● TASK DIRECTIONS:
Images should be omitted while the rest of the data is duplicated exactly.

● DATA FOR THIS EXERCISE:

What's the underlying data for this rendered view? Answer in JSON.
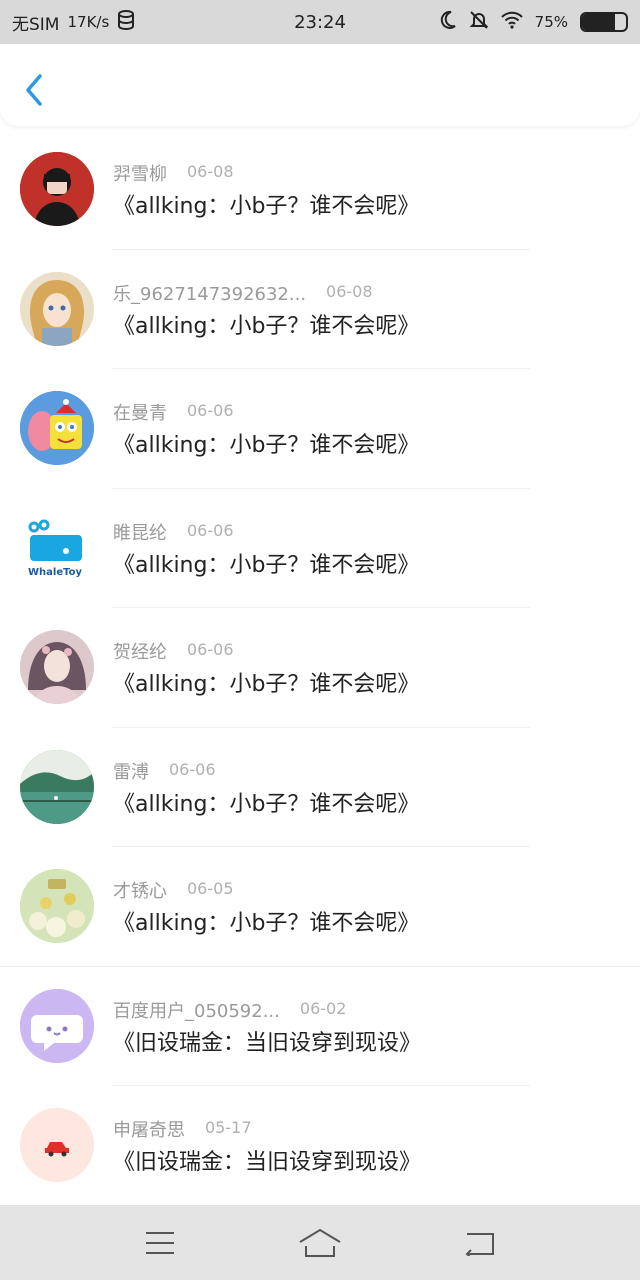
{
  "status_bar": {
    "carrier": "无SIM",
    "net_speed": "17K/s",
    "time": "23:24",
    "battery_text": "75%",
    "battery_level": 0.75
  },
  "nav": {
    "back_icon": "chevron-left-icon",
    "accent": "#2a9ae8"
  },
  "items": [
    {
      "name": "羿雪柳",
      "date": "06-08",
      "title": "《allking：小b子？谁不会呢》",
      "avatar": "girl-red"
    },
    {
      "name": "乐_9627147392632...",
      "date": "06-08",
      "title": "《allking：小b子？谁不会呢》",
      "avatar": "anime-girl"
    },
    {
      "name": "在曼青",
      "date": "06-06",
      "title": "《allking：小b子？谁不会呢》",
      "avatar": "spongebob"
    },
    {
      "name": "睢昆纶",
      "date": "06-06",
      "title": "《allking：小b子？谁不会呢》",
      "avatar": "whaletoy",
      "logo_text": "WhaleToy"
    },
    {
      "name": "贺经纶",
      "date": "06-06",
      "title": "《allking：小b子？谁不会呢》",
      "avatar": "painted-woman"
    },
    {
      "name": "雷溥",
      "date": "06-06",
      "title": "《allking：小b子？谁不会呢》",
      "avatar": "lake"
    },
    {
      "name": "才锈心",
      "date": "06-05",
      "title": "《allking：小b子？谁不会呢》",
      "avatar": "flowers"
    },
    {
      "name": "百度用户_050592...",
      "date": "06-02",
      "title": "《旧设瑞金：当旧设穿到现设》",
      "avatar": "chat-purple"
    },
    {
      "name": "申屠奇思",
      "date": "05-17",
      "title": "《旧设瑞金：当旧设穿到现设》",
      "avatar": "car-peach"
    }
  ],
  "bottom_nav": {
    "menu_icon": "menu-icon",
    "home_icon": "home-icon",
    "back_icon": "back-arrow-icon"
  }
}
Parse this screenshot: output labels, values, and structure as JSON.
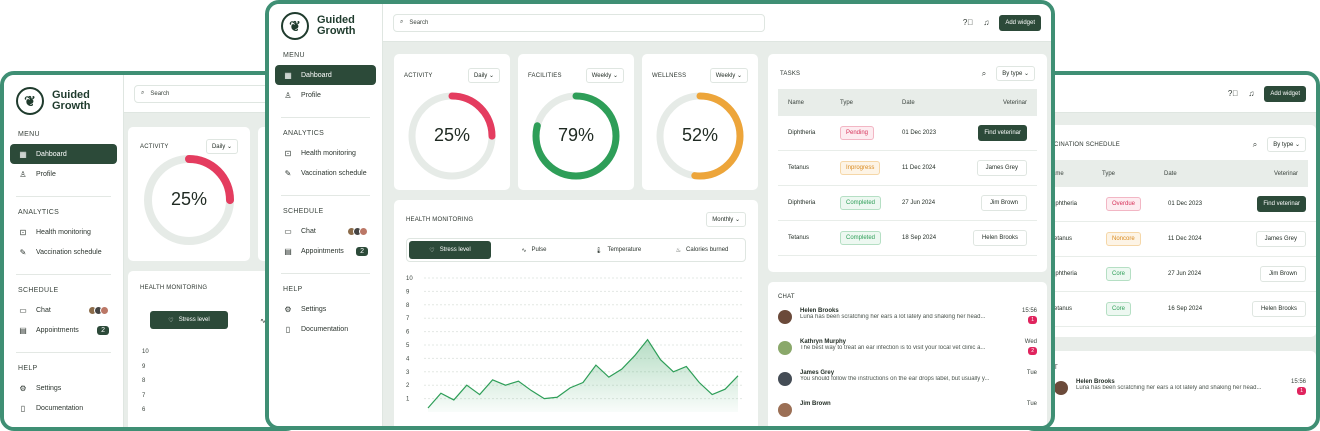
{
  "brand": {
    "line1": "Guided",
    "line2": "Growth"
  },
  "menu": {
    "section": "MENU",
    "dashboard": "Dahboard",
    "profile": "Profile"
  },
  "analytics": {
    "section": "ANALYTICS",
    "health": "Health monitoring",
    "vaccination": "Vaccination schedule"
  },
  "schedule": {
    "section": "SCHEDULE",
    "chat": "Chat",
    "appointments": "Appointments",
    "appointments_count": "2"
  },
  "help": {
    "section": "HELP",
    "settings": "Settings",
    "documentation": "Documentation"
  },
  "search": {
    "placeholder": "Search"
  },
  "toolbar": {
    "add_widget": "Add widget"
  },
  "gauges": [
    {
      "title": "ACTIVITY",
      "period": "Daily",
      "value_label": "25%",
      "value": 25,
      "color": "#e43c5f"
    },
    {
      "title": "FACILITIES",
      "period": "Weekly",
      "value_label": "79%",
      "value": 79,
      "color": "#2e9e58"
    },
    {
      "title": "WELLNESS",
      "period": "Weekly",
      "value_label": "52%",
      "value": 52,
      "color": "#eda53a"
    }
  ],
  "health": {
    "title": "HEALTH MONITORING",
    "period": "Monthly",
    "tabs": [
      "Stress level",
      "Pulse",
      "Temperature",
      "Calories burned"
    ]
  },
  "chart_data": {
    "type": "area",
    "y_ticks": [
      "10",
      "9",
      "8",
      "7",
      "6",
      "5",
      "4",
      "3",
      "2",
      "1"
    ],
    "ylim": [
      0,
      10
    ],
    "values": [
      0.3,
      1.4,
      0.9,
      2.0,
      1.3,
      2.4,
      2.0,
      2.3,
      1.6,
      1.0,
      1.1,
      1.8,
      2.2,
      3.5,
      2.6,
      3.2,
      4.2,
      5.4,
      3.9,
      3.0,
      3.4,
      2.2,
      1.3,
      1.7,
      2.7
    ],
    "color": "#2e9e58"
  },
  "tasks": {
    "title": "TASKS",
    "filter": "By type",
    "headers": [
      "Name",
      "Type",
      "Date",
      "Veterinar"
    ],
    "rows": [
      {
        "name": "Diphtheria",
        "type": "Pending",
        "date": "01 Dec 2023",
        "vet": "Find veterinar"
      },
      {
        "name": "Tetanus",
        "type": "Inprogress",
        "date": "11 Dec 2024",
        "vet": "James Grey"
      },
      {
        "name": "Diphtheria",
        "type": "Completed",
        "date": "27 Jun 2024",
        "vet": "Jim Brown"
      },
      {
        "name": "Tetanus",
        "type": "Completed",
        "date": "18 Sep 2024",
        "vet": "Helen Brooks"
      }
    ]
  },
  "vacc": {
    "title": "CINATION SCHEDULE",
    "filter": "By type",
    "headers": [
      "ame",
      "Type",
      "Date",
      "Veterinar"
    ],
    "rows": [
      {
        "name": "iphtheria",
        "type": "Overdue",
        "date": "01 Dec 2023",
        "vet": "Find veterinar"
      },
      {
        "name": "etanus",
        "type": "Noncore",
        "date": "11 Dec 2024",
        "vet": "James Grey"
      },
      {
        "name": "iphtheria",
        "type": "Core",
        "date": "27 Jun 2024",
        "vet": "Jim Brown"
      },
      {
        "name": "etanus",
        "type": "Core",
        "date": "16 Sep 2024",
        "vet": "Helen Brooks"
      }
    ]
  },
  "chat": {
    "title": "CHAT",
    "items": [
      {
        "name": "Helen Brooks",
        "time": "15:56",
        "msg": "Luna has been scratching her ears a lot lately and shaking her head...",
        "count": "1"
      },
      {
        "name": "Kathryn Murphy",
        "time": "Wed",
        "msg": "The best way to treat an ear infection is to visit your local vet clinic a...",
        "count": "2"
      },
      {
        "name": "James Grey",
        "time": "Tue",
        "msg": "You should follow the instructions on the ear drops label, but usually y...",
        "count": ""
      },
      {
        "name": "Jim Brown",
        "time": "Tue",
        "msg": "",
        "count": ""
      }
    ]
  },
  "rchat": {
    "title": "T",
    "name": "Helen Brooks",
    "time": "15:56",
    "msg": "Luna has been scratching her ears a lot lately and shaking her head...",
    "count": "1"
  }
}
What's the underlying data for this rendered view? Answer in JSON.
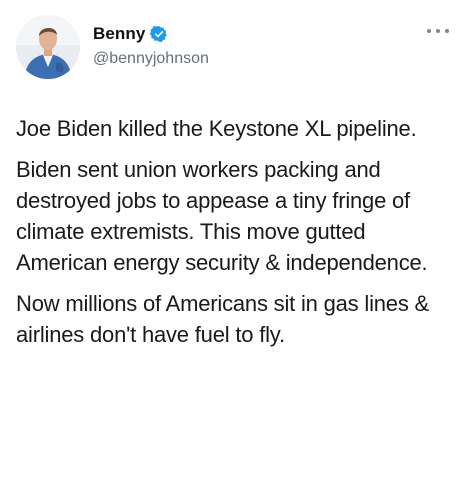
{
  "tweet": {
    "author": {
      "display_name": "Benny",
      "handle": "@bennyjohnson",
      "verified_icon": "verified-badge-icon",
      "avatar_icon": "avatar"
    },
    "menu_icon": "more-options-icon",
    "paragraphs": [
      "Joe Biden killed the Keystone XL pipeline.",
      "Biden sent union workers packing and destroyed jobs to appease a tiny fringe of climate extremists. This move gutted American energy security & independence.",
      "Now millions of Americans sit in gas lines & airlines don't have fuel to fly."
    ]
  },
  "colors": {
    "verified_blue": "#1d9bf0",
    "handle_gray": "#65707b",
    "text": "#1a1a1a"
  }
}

● OUTPUT OF THE EXERCISE:
What's the underlying data for this rendered view? Answer in JSON.
{
  "status_bar": {
    "carrier": "无SIM",
    "net_speed": "17K/s",
    "time": "23:24",
    "battery_text": "75%",
    "battery_level": 0.75
  },
  "nav": {
    "back_icon": "chevron-left-icon",
    "accent": "#2a9ae8"
  },
  "items": [
    {
      "name": "羿雪柳",
      "date": "06-08",
      "title": "《allking：小b子？谁不会呢》",
      "avatar": "girl-red"
    },
    {
      "name": "乐_9627147392632...",
      "date": "06-08",
      "title": "《allking：小b子？谁不会呢》",
      "avatar": "anime-girl"
    },
    {
      "name": "在曼青",
      "date": "06-06",
      "title": "《allking：小b子？谁不会呢》",
      "avatar": "spongebob"
    },
    {
      "name": "睢昆纶",
      "date": "06-06",
      "title": "《allking：小b子？谁不会呢》",
      "avatar": "whaletoy",
      "logo_text": "WhaleToy"
    },
    {
      "name": "贺经纶",
      "date": "06-06",
      "title": "《allking：小b子？谁不会呢》",
      "avatar": "painted-woman"
    },
    {
      "name": "雷溥",
      "date": "06-06",
      "title": "《allking：小b子？谁不会呢》",
      "avatar": "lake"
    },
    {
      "name": "才锈心",
      "date": "06-05",
      "title": "《allking：小b子？谁不会呢》",
      "avatar": "flowers"
    },
    {
      "name": "百度用户_050592...",
      "date": "06-02",
      "title": "《旧设瑞金：当旧设穿到现设》",
      "avatar": "chat-purple"
    },
    {
      "name": "申屠奇思",
      "date": "05-17",
      "title": "《旧设瑞金：当旧设穿到现设》",
      "avatar": "car-peach"
    }
  ],
  "bottom_nav": {
    "menu_icon": "menu-icon",
    "home_icon": "home-icon",
    "back_icon": "back-arrow-icon"
  }
}
Parse this screenshot: output labels, values, and structure as JSON.
{
  "brand": {
    "line1": "Guided",
    "line2": "Growth"
  },
  "menu": {
    "section": "MENU",
    "dashboard": "Dahboard",
    "profile": "Profile"
  },
  "analytics": {
    "section": "ANALYTICS",
    "health": "Health monitoring",
    "vaccination": "Vaccination schedule"
  },
  "schedule": {
    "section": "SCHEDULE",
    "chat": "Chat",
    "appointments": "Appointments",
    "appointments_count": "2"
  },
  "help": {
    "section": "HELP",
    "settings": "Settings",
    "documentation": "Documentation"
  },
  "search": {
    "placeholder": "Search"
  },
  "toolbar": {
    "add_widget": "Add widget"
  },
  "gauges": [
    {
      "title": "ACTIVITY",
      "period": "Daily",
      "value_label": "25%",
      "value": 25,
      "color": "#e43c5f"
    },
    {
      "title": "FACILITIES",
      "period": "Weekly",
      "value_label": "79%",
      "value": 79,
      "color": "#2e9e58"
    },
    {
      "title": "WELLNESS",
      "period": "Weekly",
      "value_label": "52%",
      "value": 52,
      "color": "#eda53a"
    }
  ],
  "health": {
    "title": "HEALTH MONITORING",
    "period": "Monthly",
    "tabs": [
      "Stress level",
      "Pulse",
      "Temperature",
      "Calories burned"
    ]
  },
  "chart_data": {
    "type": "area",
    "y_ticks": [
      "10",
      "9",
      "8",
      "7",
      "6",
      "5",
      "4",
      "3",
      "2",
      "1"
    ],
    "ylim": [
      0,
      10
    ],
    "values": [
      0.3,
      1.4,
      0.9,
      2.0,
      1.3,
      2.4,
      2.0,
      2.3,
      1.6,
      1.0,
      1.1,
      1.8,
      2.2,
      3.5,
      2.6,
      3.2,
      4.2,
      5.4,
      3.9,
      3.0,
      3.4,
      2.2,
      1.3,
      1.7,
      2.7
    ],
    "color": "#2e9e58"
  },
  "tasks": {
    "title": "TASKS",
    "filter": "By type",
    "headers": [
      "Name",
      "Type",
      "Date",
      "Veterinar"
    ],
    "rows": [
      {
        "name": "Diphtheria",
        "type": "Pending",
        "date": "01 Dec 2023",
        "vet": "Find veterinar"
      },
      {
        "name": "Tetanus",
        "type": "Inprogress",
        "date": "11 Dec 2024",
        "vet": "James Grey"
      },
      {
        "name": "Diphtheria",
        "type": "Completed",
        "date": "27 Jun 2024",
        "vet": "Jim Brown"
      },
      {
        "name": "Tetanus",
        "type": "Completed",
        "date": "18 Sep 2024",
        "vet": "Helen Brooks"
      }
    ]
  },
  "vacc": {
    "title": "CINATION SCHEDULE",
    "filter": "By type",
    "headers": [
      "ame",
      "Type",
      "Date",
      "Veterinar"
    ],
    "rows": [
      {
        "name": "iphtheria",
        "type": "Overdue",
        "date": "01 Dec 2023",
        "vet": "Find veterinar"
      },
      {
        "name": "etanus",
        "type": "Noncore",
        "date": "11 Dec 2024",
        "vet": "James Grey"
      },
      {
        "name": "iphtheria",
        "type": "Core",
        "date": "27 Jun 2024",
        "vet": "Jim Brown"
      },
      {
        "name": "etanus",
        "type": "Core",
        "date": "16 Sep 2024",
        "vet": "Helen Brooks"
      }
    ]
  },
  "chat": {
    "title": "CHAT",
    "items": [
      {
        "name": "Helen Brooks",
        "time": "15:56",
        "msg": "Luna has been scratching her ears a lot lately and shaking her head...",
        "count": "1"
      },
      {
        "name": "Kathryn Murphy",
        "time": "Wed",
        "msg": "The best way to treat an ear infection is to visit your local vet clinic a...",
        "count": "2"
      },
      {
        "name": "James Grey",
        "time": "Tue",
        "msg": "You should follow the instructions on the ear drops label, but usually y...",
        "count": ""
      },
      {
        "name": "Jim Brown",
        "time": "Tue",
        "msg": "",
        "count": ""
      }
    ]
  },
  "rchat": {
    "title": "T",
    "name": "Helen Brooks",
    "time": "15:56",
    "msg": "Luna has been scratching her ears a lot lately and shaking her head...",
    "count": "1"
  }
}
What's the underlying data for this rendered view? Answer in JSON.
{
  "tweet": {
    "author": {
      "display_name": "Benny",
      "handle": "@bennyjohnson",
      "verified_icon": "verified-badge-icon",
      "avatar_icon": "avatar"
    },
    "menu_icon": "more-options-icon",
    "paragraphs": [
      "Joe Biden killed the Keystone XL pipeline.",
      "Biden sent union workers packing and destroyed jobs to appease a tiny fringe of climate extremists. This move gutted American energy security & independence.",
      "Now millions of Americans sit in gas lines & airlines don't have fuel to fly."
    ]
  },
  "colors": {
    "verified_blue": "#1d9bf0",
    "handle_gray": "#65707b",
    "text": "#1a1a1a"
  }
}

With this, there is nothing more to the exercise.